>>>> required as in C++.
>>>
>>> So not leaking memory is optional

>>
>> No. You do a
>>
>> iintList.Finalize(list);
>>
>> The advantage is that you free ALL memory in a single call to a function
>> that destroys the heap not individually (list element by list element)
>> but in blocks of 1000 list elements each you see?
>>
>> C++ calls destructors 100 million times. That takes time.

>
> Not necessarily. Memory deallocation and object destruction are two
> separate things usually controlled by an allocator. With regard to the
> standard containers an allocator is always an (optional) template
> parameter. If you really want, you can provide your preferred
> deallocation strategy for a given type T to std::list, so that it frees
> the memory in blocks of 1000 and doesn't destroy any object.
>

In the code that lead to this, the list was a list of ints.

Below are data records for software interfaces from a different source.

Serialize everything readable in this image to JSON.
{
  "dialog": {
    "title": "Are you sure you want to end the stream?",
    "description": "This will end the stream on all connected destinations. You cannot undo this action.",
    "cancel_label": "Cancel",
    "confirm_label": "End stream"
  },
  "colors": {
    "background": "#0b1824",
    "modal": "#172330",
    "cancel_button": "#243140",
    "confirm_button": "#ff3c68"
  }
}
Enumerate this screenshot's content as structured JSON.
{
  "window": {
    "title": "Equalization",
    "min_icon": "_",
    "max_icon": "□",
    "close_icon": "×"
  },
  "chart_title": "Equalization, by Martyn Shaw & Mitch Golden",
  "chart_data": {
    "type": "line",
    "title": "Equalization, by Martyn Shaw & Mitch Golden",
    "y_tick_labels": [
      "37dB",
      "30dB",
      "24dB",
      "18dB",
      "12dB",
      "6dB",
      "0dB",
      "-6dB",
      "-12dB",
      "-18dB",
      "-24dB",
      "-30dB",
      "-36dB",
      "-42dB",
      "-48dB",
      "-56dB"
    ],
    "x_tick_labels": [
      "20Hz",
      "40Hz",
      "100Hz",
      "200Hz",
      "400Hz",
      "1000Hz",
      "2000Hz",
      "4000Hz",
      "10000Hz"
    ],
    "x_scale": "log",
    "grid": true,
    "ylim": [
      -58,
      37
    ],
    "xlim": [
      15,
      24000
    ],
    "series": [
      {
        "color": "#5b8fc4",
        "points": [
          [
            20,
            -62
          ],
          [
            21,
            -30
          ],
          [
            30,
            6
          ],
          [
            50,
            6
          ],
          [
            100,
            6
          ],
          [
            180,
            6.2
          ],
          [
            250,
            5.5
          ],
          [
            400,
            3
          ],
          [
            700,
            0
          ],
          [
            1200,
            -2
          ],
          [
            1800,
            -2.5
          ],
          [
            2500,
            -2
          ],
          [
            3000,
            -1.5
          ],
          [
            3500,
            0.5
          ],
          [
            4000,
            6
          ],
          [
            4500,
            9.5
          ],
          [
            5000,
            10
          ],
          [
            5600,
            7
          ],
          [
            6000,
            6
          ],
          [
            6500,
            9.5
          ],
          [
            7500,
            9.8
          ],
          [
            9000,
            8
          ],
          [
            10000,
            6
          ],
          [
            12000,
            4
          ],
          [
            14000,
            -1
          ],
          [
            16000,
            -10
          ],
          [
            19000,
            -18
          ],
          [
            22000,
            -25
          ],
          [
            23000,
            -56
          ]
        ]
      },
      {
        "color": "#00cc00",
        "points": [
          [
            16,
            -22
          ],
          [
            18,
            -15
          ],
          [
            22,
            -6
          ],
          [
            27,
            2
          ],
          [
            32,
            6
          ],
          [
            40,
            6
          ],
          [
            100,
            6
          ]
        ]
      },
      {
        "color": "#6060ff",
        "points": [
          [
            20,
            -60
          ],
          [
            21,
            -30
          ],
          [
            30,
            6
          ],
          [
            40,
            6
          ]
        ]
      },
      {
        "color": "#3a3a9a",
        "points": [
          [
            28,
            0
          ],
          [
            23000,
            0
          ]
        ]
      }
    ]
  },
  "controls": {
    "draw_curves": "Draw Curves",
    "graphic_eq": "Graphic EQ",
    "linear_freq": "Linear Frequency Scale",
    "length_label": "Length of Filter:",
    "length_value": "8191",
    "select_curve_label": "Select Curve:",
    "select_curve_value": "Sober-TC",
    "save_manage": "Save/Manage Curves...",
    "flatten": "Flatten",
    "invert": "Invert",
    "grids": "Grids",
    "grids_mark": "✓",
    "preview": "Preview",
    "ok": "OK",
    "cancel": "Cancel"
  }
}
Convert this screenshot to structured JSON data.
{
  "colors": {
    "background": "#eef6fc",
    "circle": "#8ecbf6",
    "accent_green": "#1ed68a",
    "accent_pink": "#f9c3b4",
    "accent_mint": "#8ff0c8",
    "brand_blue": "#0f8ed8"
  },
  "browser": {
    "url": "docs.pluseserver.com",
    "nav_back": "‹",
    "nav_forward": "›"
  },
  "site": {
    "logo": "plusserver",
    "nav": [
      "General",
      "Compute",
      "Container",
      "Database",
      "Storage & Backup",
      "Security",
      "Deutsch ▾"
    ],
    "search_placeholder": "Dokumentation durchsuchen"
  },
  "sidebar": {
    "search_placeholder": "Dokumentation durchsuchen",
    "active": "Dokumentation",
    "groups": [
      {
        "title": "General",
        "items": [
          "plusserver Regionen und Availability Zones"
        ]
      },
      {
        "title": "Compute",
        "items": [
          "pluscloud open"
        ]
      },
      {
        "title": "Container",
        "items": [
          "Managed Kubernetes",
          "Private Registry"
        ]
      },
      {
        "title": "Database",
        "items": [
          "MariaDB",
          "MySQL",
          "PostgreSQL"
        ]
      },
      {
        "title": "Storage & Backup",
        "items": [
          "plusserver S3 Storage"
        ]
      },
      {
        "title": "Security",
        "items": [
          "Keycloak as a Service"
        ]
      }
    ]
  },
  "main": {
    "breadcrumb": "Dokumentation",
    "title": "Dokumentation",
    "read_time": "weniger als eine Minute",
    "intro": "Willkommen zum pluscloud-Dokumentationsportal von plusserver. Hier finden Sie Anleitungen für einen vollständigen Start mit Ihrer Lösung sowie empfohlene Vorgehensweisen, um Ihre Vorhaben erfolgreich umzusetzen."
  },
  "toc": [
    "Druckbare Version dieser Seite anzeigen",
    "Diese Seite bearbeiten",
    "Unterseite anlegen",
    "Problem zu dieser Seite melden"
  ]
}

They don't
even have destructors to call, so the time certainly wasn't spent
calling them.

Martin Shobe

MelissA
Guest
Posts: n/a

 06-05-2012
Final QSort.h (corrected errors, this one is little bit slower)

#include <algorithm>

namespace VLib{
using std::swap;

template <typename T,typename F>
void qsort(T begin, T end, unsigned size, F f)
{
if(begin == end)return;

T high = end;
if(!size)
{
T tmp = begin;
while(tmp!=end){ high=tmp++;++size; }
}
else
{
--high;
}

if(size == 1)return;
T low = begin;
unsigned count = 0;
while(++count<size/2)++low;
// printf("size %u\n",size);
swap(*low,*begin);
low = begin;
++low;

unsigned counthigh = 0,countlow = 1;
do
{
while(high != low && f(*begin,*high)){ --high;++counthigh; }
while(low != high && f(*low,*begin)){ ++low;++countlow; }

if(low != high && !f(*low,*begin) && !f(*begin,*low) && !f(*begin,*high) && !f(*high,*begin))
{
while(high != low && !f(*high,*low) && !f(*low,*high)){ --high;++counthigh; }
}

swap(*low,*high);
}while(low != high);
swap(*low,*begin);
T i = low;

while(++i != end && !f(*i,*low) && !f(*low,*i) )--counthigh;

VLib::qsort(begin,low,countlow,f);
VLib::qsort(i,end,counthigh,f);
}

template <typename T>
inline void qsort(T begin, T end, unsigned size = 0)
{
VLib::qsort(begin,end,size,std::less<typename std::iterator_traits<T>::value_type>());
}

}

Juha Nieminen
Guest
Posts: n/a

 06-05-2012
In comp.lang.c++ jacob navia <(E-Mail Removed)> wrote:
>> If you want to test sorting speed and nothing else, you have to discard
>> the time spent in memory allocation.

>
> Yes, but what I want to test is the speed to do ALL tasks mentioned above

Then you will be comparing C++'s default memory allocator speed to whatever
that C list was using.